This time of year it means in order to appease consumer demand and capture optimal flavor we need to change some internal systems: keeping temperatures between 53 -55 degrees through local distribution and even blanketing.
The mangoes are at a longer ripening phase currently because they are new crop and because they are all mostly being shocked by cold when they arrive into the USA. That means they are staying greener longer and often can show up on the shelves too green. This is a problem for consumers especially with the Ataulfo mango. Since Mexican mangoes (unlike Ecuador and Peru) are picked at high brix they should ripen fairly easily and consistently once they have some warmth. Blanketing, using produce blankets, is fairly common in organics with bananas and avocadoes and many Crespo Organic customers see success with this method, all season long. We are seeing it incorporated more and more at retail level where sales volumes of mangoes are high. This little warm boost goes a long way.
Coolers at the Retail Level
Coolers at retail level can be a real problem for mangoes this time of year and in general. Most of our retailers see optimal success when mangoes are stored out of coolers in a warmer back room (~55 degrees F). Mangoes should never be transported or stored below 50 degrees F. Ever.
Consumer Storage & Education
We have received good advice from many of our store level partners in that floor staff need to help spread the word and thus be educated themselves. Mangoes need to be stored outside of the refrigerator in an ambient temperature. Once mangoes are brought into the consumers home, as long as they have warmth they should ripen at a moderate rate, the key is keeping them warm.
Ataulfo mangoes can only be eaten once fully ripe. If they are eaten green they have a bitter taste. It’s extremely important for floor staff or signage to reiterate this when ataulfos are greener a little longer than usual.
Placing mangoes in a paper bag at consumer level with a banana can also help mangoes ripen faster, the ethylene the banana gives off will help ripen the mango. This method, we find, differs from mass gassing and provides a better flavor for the consumer.
Peel them before refrigerating. Removing the peel prevents browning once refrigerated and is easier to handle without the peel if freezing is desired.
Point of Sale Educators
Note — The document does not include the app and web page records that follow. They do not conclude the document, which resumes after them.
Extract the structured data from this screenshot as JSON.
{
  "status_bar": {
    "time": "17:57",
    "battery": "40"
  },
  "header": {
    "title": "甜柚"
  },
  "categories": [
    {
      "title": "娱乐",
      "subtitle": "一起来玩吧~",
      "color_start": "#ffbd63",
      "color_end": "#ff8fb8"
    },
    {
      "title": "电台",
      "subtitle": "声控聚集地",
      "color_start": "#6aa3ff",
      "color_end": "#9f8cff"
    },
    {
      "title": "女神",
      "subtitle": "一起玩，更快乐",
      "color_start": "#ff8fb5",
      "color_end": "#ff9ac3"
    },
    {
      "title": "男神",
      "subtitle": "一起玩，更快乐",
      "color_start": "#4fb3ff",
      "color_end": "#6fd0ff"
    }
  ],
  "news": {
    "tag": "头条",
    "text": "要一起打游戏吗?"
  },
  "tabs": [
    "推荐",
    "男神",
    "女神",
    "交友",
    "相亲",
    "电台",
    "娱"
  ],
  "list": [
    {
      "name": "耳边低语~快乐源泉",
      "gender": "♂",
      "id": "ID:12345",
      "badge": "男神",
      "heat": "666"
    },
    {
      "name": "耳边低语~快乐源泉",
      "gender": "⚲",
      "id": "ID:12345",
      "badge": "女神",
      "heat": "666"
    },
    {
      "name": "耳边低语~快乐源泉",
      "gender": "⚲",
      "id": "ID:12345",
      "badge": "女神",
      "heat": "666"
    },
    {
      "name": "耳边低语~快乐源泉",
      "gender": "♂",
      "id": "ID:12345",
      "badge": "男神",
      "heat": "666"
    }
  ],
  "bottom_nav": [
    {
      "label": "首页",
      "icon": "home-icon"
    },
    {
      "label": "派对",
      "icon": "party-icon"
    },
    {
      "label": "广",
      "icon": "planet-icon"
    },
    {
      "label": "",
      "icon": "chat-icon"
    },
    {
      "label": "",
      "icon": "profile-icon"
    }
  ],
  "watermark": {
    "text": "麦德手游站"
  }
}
We of course have all the Point of Sale Educators you need for your mango displays. We will also be offering our (typically in store) retailer driven Mango Education Seminar via Zoom this April along with our annual Marketing Webinar.